If you have patience, persistence, and a perceptive eye for detail, you may thrive as a private investigator. There are ample opportunities in locations across America to find work as a private investigator through either an agency or on an independent basis. This work can be interesting, challenging, ever-changing, and lucrative too. And while the life of a private investigator may not be quite as exciting (or dangerous) as crime novels would make it seem, it is a rewarding career choice for many people.
The guide below covers how to become a private investigator. Plans to fulfill all the requirements in the state where you live – or plan to work – before starting your first investigation.
What Does a Private Investigator Do?
The work of a private investigator is different every day and every investigation. In general, individuals or entities (like a company) will hire a private investigator to collect, examine, and analyze information relevant to matters that are sensitive but not necessarily criminal. The common stereotype of private investigators has them primarily looking into cheating spouses, but they handle all sorts of investigations, from catching people filing fraudulent insurance claims to supporting the work of lawyers building a legal case. Some of the activities that might be involved with the work of a private investigator include:
- Conducting surveillance
- Finding missing persons/property
- Looking into someone’s background
- Uncovering instances of fraud
- Serving legal documents
- Examining cold cases for new leads
Private investigators do some of their work in the field (surveillance, for instance). Nevertheless, they also spend a lot of time doing research, largely online but also in archives, public databases, and libraries. Good investigators combine strong people skills with a dogged determination to track down details. Creativity helps as well because tough investigations require outside-the-box thinking.

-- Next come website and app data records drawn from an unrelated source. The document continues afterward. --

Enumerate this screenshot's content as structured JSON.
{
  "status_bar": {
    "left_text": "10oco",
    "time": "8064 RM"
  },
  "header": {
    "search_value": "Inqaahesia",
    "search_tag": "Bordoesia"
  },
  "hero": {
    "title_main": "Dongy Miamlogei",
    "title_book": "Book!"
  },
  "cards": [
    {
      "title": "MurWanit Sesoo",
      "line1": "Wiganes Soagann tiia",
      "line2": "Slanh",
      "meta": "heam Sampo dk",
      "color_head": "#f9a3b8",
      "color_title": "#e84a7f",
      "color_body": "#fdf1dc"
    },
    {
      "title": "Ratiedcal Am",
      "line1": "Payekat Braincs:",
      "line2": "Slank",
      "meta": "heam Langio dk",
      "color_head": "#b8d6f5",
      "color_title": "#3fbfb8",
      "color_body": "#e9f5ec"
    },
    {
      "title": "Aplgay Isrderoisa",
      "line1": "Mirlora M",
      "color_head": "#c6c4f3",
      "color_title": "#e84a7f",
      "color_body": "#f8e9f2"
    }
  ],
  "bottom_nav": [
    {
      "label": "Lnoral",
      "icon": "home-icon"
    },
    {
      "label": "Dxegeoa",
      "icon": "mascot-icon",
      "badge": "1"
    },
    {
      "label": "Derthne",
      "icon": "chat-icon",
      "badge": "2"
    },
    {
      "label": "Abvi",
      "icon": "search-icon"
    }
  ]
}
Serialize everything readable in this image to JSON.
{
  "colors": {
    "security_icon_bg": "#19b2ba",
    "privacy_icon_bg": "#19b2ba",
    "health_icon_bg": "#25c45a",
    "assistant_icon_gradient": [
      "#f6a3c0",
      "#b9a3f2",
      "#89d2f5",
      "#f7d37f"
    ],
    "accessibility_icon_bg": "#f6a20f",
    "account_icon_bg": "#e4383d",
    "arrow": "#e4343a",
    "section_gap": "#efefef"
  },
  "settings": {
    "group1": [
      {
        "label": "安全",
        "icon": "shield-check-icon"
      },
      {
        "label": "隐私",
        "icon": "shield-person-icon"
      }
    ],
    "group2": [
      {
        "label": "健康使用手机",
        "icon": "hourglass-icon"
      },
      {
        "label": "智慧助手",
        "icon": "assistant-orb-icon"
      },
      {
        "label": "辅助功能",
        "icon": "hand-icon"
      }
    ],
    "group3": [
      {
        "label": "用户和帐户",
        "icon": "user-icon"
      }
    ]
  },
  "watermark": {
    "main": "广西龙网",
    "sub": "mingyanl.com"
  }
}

A dash of bravery helps too for when investigations intersect with unsavory characters.
Why Become a Private Investigator?
There are a few compelling reasons to become a private investigator. The job prospects, for one. The Bureau of Labor Statistics projects the demand for private investigators will grow by 13% between 2020 and 2030, which is much faster than the average growth over the same period. Aspiring investigators can expect to find open job opportunities as the industry expands and older investigators retire.
Another reason to pursue this line of work is the compensation. The median pay in 2020 was $53,320, and while that might not sound very high, keep in mind that most private investigators don’t need a college diploma. There are also investigators who earn significantly more. For example, independent investigators’ compensation is equal to the amount of business they can attract, with no ceiling besides their ambition.
Last but not least, working as a private investigator can be very rewarding on a personal level. Investigators have to apply their skills to diverse and dynamic situations. And when they succeed at their jobs, they often uncover wrongdoing and help stop criminals as a result.
Qualifications for Becoming a Private Investigator
What does it take to become a private investigator? The qualifications are determined by the state. Each state has different standards for how to become a private investigator – some more rigorous than others. It’s important to check with the state agency that regulates private investigators to learn about the most complete and current set of standards. These are the basic (but not necessarily complete) private investigator qualifications:
- Be at least 18 years of age
- Have a high school diploma
- Have residence in the state
- Have no criminal record
Anyone who meets these private investigator qualifications has the right to work legally. However, in many places, they will need to meet additional requirements including getting a license and a surety bond. You can check with state officials about the exact requirements where you intend to live or work.
Steps to Becoming a Private Investigator
There are 45 states (plus the District of Columbia) that require private investigators to have a license. And while the process for earning and keeping that license varies by state, the steps are typically as follows:
- Pass an exam that covers the basics of state law and private investigator ethics. Test takers usually need to register and pay for the exam. And while it rarely requires an intensive preparation period or formal course of study, it will require some advanced effort to pass. Do not go in unprepared.
- Submit to a background or credit check as required. You may have to get fingerprinted as well, meaning having a copy of your fingerprints stored on file.
- Obtain a private investigator surety bond in the minimum amount required by the state. The surety bond holds you accountable for misconduct that violates state law and causes damages to clients or the public. All surety bond types, including this one, make the principal (bondholder) financially liable for claims filed against the bond by people who suffered damages.
Obtaining a surety bond will involve paying a flat fee in some instances. In others, the company that issues the bond will conduct a credit check and calculate the cost of the surety bond based on the bond seeker’s credit risk. Plan to renew the bond annually since private investigators must have an active bond to keep their license active as well.
- Apply for a private investigator license from the state agency that issues them. The application process may involve a fee.
Upon receiving a license, you have permission from the state to start conducting investigations. These investigations must abide by all state laws relevant to private investigators. If not, it could lead to expensive claims against the private investigator bond and/or loss of one’s private investigator license, effectively bringing a career to an end.
Private Investigator Bonds From Viking Bond Service
Now that you know how to become a private investigator, rely on Viking Bond Service to get your career going. You can get a surety bond at a competitive rate in no time at all. Request a quote to get a reply in under 24 hours! Have questions? Contact us or call 1-888-2-SURETY (1-888-278-7389).